The overlapping positions will create a salary expense of about $23,000, but Leiker said his department will be able to make that up.
“We can absorb that cost through some savings that we've been able to garner through licensing and maintenance contracts and fees by extending those or deferring those costs until 2020 and 2021,” he said.
Commission Chairman Dean Haselhorst asked Leiker if he already had examined combining or changing around duties.
“I'm not opposed to hiring somebody that early, but I guess I'm more in favor of say, six weeks before his retirement or maybe even eight weeks. I guess four months seems like a long time to pay to be overstaffed,” Haselhorst said.
Leaker said the small staff is already sharing responsibilities as much as possible, but the security issues make that a large task in itself.
“The security portion duties I've been handling myself. Unfortunately because of the environment we live in today with security, the requirements have gotten so vast, I can't keep up,” he said.
Commissioner Marcy McClellend said county policy has been not to overfill positions, but cybersecurity was an important enough issue to rescind that policy in this case.
In other business, the commission:
• Tabled taking any action on employee pay raises until January. Haselhorst and McClellend said they believed Wasinger should be present for any decision made by this commission. Haselhorst also noted two new commissioners will be coming to the board in January, and they might want to have a say as well.
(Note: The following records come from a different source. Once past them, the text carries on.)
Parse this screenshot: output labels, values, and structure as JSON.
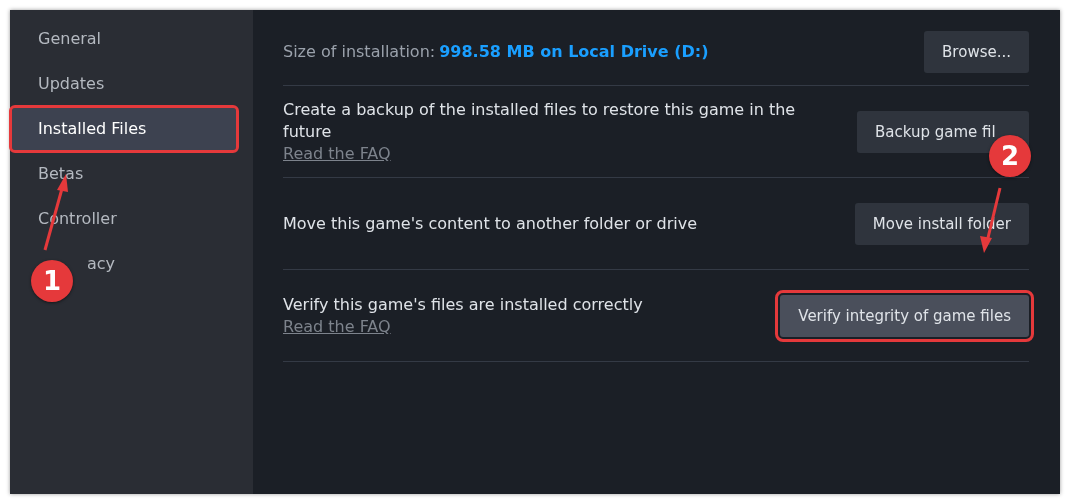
{
  "sidebar": {
    "items": [
      {
        "label": "General",
        "selected": false,
        "highlighted": false
      },
      {
        "label": "Updates",
        "selected": false,
        "highlighted": false
      },
      {
        "label": "Installed Files",
        "selected": true,
        "highlighted": true
      },
      {
        "label": "Betas",
        "selected": false,
        "highlighted": false
      },
      {
        "label": "Controller",
        "selected": false,
        "highlighted": false
      },
      {
        "label": "acy",
        "selected": false,
        "highlighted": false
      }
    ]
  },
  "size": {
    "label": "Size of installation:",
    "value": "998.58 MB on Local Drive (D:)",
    "button": "Browse..."
  },
  "rows": [
    {
      "description": "Create a backup of the installed files to restore this game in the future",
      "link": "Read the FAQ",
      "button": {
        "label": "Backup game fil",
        "highlighted": false
      }
    },
    {
      "description": "Move this game's content to another folder or drive",
      "button": {
        "label": "Move install folder",
        "highlighted": false
      }
    },
    {
      "description": "Verify this game's files are installed correctly",
      "link": "Read the FAQ",
      "button": {
        "label": "Verify integrity of game files",
        "highlighted": true
      }
    }
  ],
  "annotations": [
    {
      "label": "1"
    },
    {
      "label": "2"
    }
  ]
}
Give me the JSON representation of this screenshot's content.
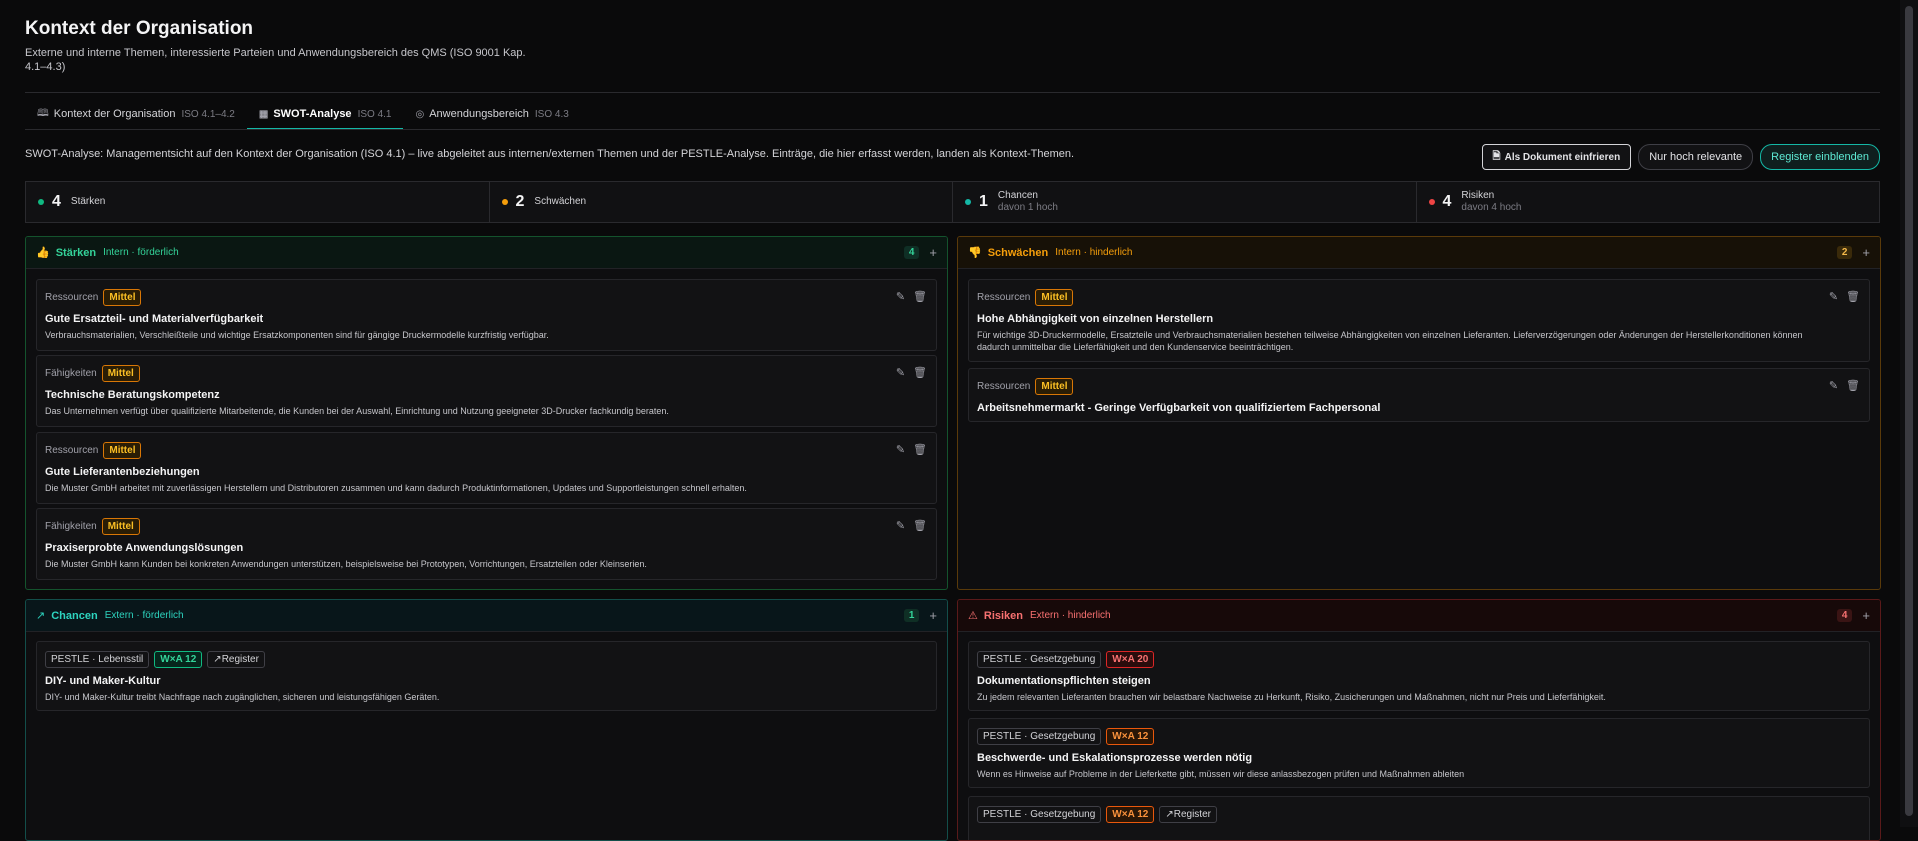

The commission allowed for $135,000 in the fiscal 2019 budget for raises, which in the past have been negotiated for some employees by Service Employees International Union. However, the county opted out of the Public Employer-Employee Relations Act a year ago, ending the union’s collective bargaining for employees in public works, sheriff’s office, EMS and the courthouse. Instead, a wage and benefits committee will represent all employees.
“We’re in an odd sort of transitional period here,” County Administrator Phillip Smith-Hanes said. “Right now we kind of have neither of the processes in place.”
• Approved 2-0 a proposal to withdraw from the Northwest Kansas Solid Waste Authority, which was formed in 1994 to help the region’s counties hire a consultant to guide them through new federal landfill regulations. The group has become outdated, and withdrawing will allow the county to apply for state grants in a more timely fashion.
• Declined to close offices Wednesday. President Donald Trump and Gov. Jeff Collyer have declared the day of President George H.W. Bush’s funeral a day of mourning. State and federal offices will be closed, but Haselhorst and McClellend noted this is a busy time of year for county offices and a ribbon cutting is planned at 4 p.m. for the Cottonwood Extension Service, 601 Main.